How is depression diagnosed in the setting of chronic pain?
Diagnosing depression in the setting of chronic pain is challenging due to the presence of symptom overlap. Because of this, it has been suggested that questionnaires such as the Beck Depression Inventory may have less utility in the setting of chronic pain. One method that has been proposed to improve ease and specificity of diagnosis is to separately analyze somatic and cognitive-emotional symptoms. However, the association between these separate categories and variables such as chronic pain intensity and disability has yet to be elucidated.
It is important to note that a depressed mood does not always equate to a diagnosis of major depression; however, it is also important to realize that the presence of chronic pain does not exclude one from a diagnosis of major depression. Often, patients with symptoms of depression will attribute all of those symptoms to their chronic pain. A good number of chronic pain patients will endorse anhedonia, the inability to enjoy activities or experience pleasure, even when they are not experiencing pain or an increase in pain during the activities. In the same vein, poor sleep and poor concentration are also often attributed to pain when they are not direct physiologic effects of pain, and therefore they should be considered symptoms of depression.

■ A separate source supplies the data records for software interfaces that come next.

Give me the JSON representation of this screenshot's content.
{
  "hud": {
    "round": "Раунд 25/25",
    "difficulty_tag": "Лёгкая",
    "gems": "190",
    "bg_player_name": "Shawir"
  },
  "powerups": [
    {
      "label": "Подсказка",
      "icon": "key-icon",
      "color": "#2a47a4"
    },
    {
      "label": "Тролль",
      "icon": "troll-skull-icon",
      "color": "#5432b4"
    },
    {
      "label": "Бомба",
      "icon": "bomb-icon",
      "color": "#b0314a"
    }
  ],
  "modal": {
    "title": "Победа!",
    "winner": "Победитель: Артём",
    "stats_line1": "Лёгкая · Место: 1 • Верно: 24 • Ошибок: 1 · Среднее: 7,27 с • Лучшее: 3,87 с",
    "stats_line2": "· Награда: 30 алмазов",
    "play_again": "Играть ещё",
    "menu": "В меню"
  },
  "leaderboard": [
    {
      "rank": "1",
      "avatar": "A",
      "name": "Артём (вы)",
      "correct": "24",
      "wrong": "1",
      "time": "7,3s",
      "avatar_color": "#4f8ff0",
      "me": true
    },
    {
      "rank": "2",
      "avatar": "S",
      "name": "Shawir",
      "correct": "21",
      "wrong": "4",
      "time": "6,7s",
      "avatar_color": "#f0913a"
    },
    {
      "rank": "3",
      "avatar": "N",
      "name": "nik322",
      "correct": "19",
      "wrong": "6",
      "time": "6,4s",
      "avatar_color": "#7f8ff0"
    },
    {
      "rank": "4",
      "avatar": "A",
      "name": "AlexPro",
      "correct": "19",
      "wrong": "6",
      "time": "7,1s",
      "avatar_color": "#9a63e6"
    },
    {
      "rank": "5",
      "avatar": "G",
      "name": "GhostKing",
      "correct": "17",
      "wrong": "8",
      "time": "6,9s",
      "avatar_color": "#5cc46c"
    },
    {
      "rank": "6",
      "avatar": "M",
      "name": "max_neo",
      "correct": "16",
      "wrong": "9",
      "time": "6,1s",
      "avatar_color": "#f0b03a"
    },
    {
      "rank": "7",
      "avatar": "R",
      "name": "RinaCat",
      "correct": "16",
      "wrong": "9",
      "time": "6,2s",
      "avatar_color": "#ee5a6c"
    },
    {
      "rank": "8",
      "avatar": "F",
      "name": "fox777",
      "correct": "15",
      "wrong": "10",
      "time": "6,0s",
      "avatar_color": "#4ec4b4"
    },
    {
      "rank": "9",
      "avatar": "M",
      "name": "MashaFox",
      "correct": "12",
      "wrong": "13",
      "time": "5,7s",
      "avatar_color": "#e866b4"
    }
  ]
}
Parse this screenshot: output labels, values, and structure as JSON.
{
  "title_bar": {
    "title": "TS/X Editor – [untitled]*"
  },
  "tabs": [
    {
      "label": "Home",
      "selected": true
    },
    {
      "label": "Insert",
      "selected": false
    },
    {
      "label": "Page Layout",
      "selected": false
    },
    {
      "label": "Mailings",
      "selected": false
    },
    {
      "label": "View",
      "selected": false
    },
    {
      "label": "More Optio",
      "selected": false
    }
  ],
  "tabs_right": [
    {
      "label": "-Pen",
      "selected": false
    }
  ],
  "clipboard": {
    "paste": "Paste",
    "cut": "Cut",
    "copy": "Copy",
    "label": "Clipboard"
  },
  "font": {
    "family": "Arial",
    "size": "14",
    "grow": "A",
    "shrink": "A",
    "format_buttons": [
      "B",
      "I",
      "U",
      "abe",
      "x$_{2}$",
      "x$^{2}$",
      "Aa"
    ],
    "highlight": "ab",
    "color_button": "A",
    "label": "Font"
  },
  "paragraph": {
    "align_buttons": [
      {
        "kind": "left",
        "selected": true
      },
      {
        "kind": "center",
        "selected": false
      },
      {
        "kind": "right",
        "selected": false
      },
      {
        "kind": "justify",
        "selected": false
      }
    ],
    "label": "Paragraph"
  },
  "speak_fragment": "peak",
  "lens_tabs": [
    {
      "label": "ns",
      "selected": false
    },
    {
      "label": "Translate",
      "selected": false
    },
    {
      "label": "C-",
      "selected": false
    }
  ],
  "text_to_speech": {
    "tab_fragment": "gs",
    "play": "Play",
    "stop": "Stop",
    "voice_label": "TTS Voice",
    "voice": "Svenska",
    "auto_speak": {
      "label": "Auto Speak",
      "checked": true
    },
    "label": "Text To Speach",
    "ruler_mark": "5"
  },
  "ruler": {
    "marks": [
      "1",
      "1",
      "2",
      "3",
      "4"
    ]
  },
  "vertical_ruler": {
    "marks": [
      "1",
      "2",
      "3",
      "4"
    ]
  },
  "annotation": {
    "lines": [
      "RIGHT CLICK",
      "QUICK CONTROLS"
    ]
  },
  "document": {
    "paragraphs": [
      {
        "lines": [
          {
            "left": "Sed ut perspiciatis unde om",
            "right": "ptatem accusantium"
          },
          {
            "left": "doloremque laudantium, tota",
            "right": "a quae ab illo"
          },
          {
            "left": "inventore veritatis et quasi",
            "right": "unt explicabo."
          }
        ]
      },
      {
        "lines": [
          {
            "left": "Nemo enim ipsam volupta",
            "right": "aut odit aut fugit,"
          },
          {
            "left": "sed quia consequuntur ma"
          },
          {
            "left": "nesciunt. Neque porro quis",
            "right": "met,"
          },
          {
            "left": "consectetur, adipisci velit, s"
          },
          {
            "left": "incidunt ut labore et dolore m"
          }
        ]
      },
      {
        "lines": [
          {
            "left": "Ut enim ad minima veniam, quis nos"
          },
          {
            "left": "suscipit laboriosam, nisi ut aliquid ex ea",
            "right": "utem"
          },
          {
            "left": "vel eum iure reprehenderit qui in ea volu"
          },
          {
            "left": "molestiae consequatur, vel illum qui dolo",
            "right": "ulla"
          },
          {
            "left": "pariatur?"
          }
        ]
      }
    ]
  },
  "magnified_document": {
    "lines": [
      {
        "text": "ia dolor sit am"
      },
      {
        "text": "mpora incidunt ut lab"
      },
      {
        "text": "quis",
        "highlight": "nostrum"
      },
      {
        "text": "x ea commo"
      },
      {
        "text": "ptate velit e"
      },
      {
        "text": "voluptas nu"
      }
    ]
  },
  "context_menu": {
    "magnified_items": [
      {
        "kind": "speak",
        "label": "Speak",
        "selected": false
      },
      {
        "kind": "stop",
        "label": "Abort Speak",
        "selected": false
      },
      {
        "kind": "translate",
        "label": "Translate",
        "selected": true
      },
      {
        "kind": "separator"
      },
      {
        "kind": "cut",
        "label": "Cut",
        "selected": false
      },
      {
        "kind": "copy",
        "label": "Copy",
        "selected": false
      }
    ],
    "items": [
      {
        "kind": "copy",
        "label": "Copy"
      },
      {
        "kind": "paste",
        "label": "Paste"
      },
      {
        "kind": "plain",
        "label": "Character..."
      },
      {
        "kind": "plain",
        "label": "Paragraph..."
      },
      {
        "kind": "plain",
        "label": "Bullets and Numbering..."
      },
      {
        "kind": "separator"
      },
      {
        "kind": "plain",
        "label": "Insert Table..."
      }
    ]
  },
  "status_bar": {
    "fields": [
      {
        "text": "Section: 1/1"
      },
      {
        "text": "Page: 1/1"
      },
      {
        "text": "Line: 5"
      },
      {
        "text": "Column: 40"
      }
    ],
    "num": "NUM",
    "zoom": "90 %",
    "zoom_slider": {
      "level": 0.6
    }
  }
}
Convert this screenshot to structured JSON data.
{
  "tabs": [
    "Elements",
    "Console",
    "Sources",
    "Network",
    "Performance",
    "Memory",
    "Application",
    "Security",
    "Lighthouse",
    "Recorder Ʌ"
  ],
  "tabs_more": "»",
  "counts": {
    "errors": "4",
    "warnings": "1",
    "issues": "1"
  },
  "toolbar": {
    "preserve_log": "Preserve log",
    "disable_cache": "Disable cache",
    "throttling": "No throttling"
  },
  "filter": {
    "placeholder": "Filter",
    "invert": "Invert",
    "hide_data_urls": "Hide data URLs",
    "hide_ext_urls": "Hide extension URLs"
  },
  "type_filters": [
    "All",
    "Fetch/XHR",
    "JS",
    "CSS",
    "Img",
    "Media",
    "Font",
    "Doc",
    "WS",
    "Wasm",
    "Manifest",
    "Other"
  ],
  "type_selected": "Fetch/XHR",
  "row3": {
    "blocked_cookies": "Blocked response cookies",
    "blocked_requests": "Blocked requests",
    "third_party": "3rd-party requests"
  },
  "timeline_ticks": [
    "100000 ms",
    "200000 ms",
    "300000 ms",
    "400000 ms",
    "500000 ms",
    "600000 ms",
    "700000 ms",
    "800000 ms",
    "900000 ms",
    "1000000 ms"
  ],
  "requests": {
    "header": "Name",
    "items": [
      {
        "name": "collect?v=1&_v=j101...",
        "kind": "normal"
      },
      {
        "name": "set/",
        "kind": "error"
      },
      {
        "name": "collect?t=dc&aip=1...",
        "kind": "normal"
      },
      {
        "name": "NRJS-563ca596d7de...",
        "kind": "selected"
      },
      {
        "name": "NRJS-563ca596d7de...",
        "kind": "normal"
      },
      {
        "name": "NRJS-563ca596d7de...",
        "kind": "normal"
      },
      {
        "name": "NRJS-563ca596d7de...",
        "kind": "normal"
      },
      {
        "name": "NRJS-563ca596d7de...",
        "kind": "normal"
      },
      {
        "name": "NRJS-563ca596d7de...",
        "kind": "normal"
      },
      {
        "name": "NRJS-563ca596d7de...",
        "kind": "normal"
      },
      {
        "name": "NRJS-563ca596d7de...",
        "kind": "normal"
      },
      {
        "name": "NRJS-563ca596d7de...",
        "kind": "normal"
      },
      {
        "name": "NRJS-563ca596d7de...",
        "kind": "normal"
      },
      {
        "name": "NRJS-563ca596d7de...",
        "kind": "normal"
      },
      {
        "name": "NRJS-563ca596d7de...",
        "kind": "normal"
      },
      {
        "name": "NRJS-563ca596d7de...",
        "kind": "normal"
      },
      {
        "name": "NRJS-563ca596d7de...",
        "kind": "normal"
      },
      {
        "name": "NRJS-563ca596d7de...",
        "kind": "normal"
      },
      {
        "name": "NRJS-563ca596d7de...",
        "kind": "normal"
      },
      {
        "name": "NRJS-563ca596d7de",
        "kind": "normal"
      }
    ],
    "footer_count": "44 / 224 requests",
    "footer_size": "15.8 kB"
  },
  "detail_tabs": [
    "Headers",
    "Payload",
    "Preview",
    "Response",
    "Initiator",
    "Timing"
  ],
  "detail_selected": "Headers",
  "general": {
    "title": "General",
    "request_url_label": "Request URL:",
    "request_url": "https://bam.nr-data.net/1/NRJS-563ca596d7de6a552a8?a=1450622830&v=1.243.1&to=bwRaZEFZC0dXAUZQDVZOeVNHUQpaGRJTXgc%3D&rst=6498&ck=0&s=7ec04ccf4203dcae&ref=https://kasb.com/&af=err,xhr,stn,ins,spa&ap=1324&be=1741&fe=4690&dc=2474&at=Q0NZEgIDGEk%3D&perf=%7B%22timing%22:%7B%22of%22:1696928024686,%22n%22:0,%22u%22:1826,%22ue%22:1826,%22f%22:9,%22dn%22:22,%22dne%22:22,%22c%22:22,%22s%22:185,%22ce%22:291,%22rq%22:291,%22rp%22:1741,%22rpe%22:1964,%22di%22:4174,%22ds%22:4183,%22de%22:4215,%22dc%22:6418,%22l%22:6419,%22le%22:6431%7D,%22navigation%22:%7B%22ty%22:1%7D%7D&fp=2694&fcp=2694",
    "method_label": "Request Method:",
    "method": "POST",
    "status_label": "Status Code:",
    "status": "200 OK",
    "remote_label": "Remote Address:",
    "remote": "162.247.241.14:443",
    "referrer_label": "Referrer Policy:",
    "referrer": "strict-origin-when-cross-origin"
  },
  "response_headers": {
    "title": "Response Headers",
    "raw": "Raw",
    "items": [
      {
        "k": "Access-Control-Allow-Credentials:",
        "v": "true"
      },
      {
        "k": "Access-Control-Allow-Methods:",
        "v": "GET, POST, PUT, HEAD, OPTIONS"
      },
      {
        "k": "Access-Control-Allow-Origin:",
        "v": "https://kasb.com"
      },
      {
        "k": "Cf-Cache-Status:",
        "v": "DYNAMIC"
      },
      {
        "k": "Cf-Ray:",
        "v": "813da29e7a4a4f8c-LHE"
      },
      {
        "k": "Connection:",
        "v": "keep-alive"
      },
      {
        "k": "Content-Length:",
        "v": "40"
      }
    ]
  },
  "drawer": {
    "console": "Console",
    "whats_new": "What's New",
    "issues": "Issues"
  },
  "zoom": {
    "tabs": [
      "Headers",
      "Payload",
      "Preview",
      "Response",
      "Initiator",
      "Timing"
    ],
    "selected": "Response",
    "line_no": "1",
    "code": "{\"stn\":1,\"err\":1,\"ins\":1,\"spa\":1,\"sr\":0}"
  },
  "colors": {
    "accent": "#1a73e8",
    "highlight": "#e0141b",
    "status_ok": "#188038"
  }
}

Regardless of the presence or absence of a specific psychiatric diagnosis, a differential diagnosis including bipolar disorder, dysthymic disorder, and substance-induced mood disorder should be considered. A psychiatric or psychology practitioner with a focus in pain should be involved in order to provide the most comprehensive chronic pain care.